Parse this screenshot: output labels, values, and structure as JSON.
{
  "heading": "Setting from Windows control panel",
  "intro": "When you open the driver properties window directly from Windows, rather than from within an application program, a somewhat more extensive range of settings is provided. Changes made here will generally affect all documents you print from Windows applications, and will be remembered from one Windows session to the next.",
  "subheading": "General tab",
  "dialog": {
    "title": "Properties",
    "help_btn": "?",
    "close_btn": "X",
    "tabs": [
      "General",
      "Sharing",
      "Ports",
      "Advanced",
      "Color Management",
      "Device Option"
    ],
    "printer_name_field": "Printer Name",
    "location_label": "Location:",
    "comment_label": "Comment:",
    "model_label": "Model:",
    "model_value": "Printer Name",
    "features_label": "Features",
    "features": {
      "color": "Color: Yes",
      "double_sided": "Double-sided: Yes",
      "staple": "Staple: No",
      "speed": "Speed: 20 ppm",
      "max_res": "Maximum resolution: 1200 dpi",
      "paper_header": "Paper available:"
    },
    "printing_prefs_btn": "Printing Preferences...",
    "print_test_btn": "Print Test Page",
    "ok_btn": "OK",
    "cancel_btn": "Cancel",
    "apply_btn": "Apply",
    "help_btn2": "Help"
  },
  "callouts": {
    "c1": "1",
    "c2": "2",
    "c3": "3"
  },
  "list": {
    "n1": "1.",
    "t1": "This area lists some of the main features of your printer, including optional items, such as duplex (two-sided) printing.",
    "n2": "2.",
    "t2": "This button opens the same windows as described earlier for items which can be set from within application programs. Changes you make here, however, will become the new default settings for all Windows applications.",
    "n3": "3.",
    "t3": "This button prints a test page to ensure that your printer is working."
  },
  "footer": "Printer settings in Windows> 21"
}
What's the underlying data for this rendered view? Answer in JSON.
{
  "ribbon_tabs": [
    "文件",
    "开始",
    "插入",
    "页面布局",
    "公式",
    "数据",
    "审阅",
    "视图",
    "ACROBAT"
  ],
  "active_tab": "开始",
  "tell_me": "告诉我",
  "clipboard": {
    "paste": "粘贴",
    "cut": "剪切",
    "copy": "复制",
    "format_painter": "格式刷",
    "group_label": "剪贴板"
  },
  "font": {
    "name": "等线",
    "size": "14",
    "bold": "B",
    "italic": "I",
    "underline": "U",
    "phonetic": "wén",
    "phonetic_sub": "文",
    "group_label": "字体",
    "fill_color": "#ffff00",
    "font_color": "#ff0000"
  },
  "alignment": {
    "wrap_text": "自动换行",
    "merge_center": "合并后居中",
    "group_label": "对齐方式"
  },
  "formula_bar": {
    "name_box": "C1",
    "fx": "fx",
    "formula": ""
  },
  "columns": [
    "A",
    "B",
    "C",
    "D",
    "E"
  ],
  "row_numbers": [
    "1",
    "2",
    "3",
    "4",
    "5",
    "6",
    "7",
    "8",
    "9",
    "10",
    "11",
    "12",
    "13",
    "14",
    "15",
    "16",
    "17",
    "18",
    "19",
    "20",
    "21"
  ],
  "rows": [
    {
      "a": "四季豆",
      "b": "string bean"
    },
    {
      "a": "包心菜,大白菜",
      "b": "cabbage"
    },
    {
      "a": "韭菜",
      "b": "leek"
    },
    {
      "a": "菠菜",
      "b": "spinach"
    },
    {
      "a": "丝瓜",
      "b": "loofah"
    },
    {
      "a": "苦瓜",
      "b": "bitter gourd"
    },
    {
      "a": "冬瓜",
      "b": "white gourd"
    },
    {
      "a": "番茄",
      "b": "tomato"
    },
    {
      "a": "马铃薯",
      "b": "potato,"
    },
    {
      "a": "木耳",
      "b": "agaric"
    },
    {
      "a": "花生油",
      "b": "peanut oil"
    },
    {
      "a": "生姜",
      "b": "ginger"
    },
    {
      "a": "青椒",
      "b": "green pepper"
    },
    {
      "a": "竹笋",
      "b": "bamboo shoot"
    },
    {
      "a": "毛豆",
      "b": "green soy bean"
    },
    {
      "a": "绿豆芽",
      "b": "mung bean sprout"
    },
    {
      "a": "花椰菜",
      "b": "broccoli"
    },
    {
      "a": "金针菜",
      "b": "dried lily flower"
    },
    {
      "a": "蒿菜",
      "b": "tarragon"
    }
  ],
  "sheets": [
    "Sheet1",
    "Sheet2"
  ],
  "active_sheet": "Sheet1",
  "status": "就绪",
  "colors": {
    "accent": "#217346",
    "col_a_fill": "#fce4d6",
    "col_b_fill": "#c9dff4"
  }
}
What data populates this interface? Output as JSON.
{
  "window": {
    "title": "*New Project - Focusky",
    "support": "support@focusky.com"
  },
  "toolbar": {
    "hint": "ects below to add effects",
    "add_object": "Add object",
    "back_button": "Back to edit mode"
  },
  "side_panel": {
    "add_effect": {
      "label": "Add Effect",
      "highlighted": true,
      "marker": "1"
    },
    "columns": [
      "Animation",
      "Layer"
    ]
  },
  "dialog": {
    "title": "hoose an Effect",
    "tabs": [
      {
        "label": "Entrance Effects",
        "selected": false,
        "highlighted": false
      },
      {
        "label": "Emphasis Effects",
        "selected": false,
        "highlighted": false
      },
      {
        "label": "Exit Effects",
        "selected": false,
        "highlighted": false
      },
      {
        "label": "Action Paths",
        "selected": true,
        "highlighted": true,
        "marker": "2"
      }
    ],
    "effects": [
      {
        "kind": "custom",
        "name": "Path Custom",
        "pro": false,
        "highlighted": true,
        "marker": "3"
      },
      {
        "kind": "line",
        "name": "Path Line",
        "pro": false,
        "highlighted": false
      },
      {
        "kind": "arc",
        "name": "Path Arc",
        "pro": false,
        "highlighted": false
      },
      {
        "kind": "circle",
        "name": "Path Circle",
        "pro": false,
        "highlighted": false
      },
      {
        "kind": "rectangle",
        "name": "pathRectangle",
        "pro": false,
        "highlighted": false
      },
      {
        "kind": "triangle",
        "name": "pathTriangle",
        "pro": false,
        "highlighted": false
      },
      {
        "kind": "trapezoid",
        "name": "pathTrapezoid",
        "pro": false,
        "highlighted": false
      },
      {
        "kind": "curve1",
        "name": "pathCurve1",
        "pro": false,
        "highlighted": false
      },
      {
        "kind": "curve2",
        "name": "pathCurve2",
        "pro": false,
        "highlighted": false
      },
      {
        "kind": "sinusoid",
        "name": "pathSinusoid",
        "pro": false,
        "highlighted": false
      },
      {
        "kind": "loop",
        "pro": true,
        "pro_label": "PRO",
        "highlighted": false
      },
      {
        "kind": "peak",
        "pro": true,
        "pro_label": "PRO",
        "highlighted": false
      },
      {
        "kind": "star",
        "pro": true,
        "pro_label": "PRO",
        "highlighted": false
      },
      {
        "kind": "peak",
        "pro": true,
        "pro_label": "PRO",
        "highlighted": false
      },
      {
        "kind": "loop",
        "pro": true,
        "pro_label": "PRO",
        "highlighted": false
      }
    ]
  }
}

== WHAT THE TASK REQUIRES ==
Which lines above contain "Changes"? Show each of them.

== ANSWER BOX ==
  "intro": "When you open the driver properties window directly from Windows, rather than from within an application program, a somewhat more extensive range of settings is provided. Changes made here will generally affect all documents you print from Windows applications, and will be remembered from one Windows session to the next.",
    "t2": "This button opens the same windows as described earlier for items which can be set from within application programs. Changes you make here, however, will become the new default settings for all Windows applications.",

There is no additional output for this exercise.